Ovid’s story, however, is just a beginning. The origins of the Turkish word for cheese bear remarkable similarities to the word “colors”, indicating an etymological link between the two. The Greeks make mention of this discovery in much of their mythology – Homer references “that gift of rainbows, that boon of Dionysus” in conjunction with a soft and delicious (though unnamed) substance oft enjoyed by Agamemnon and his generals. Bears who seek out pots of honey in the woods have, on very rare occasion, been known to report finding cheese, rather than honey, in their pots. And of course there are the many unverified accounts by those leprechauns who have been unlucky enough to have been caught, who claim that the father of all leprechauns (whose name they refuse, on all accounts, to speak) first crafted the delicious substance in a freak accident by accidentally dropping fairy dust in his brimming whiskey glass on Midsummer’s eve. These leprechauns cackle with appreciation at the memory of the great father’s eyebrows and enormous red beard catching fire at the resulting explosion, but murmur with almost religious fervor at how unparalleled was the cheese that resulted.

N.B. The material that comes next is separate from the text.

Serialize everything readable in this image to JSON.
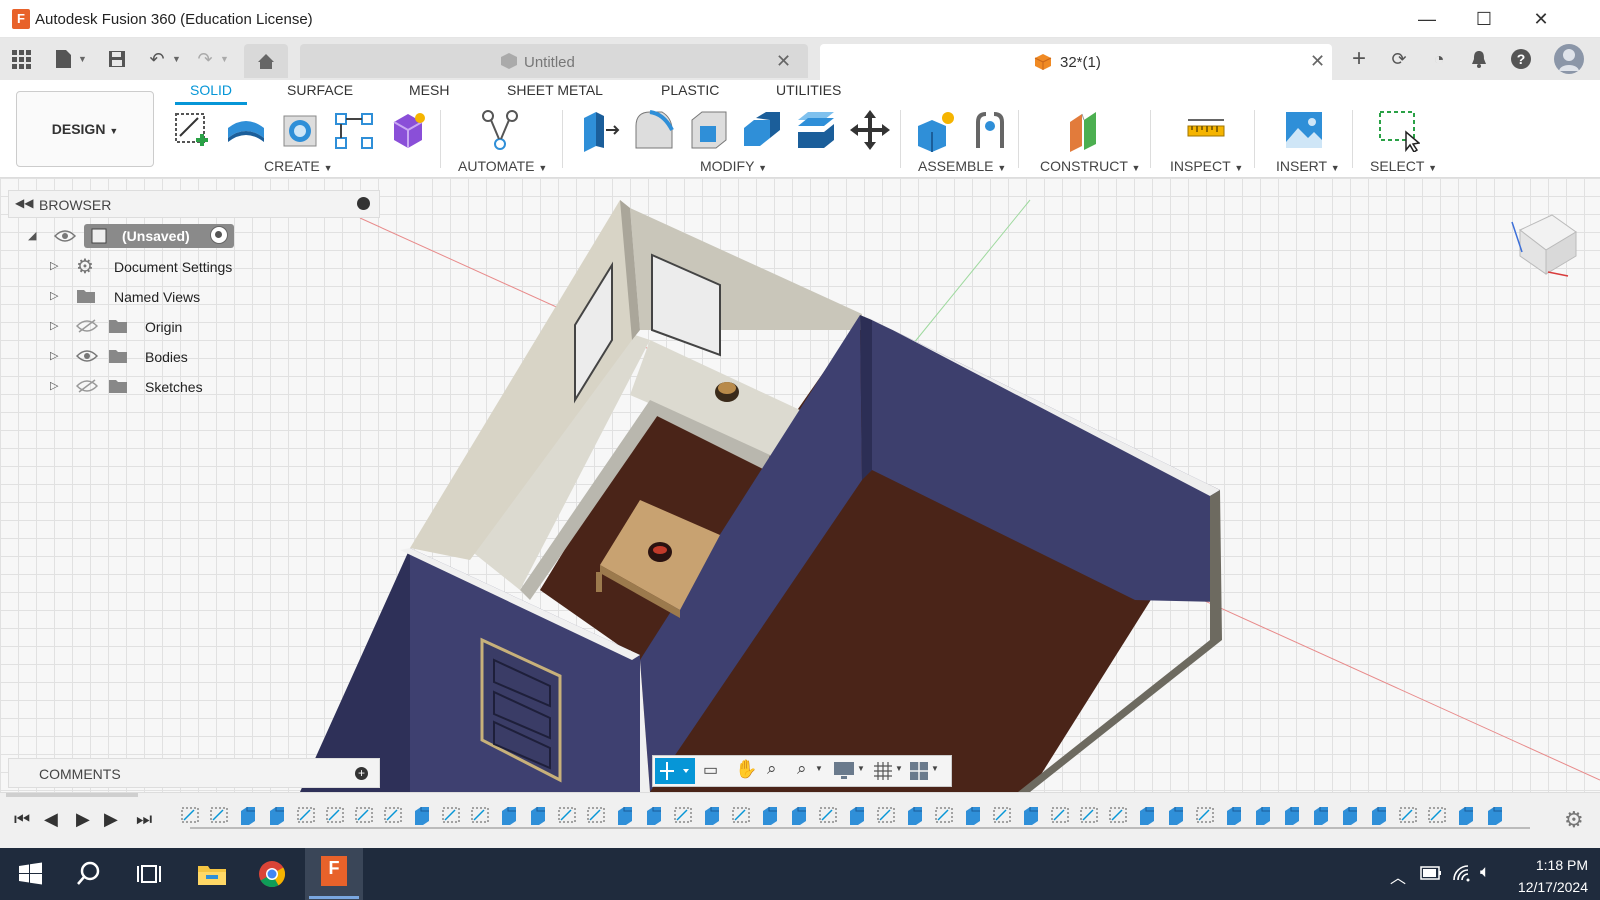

And there you have it, my friends! The evidence points quite in two different directions. Even sources within the same cultures disagree! I can make neither head nor tails of it, and it is up to you, my fellow citizen scientists, to help me determine which is the more likely origin of this most perfect, divine, heavenly cheese, whose presence in our lives has forever and always been a gift of the highest order. I leave it to you now to continue the work where I have left off. Help me to answer this most critical of questions, that we may better understand ourselves as a species and contribute to the knowledge and enlightenment of man!
With joyful heart and ecstatic mind,
*Though this is a satirical post, and all quotes, including this one, are invented, the company “Unicorn Cheese” really exists. Google that shit.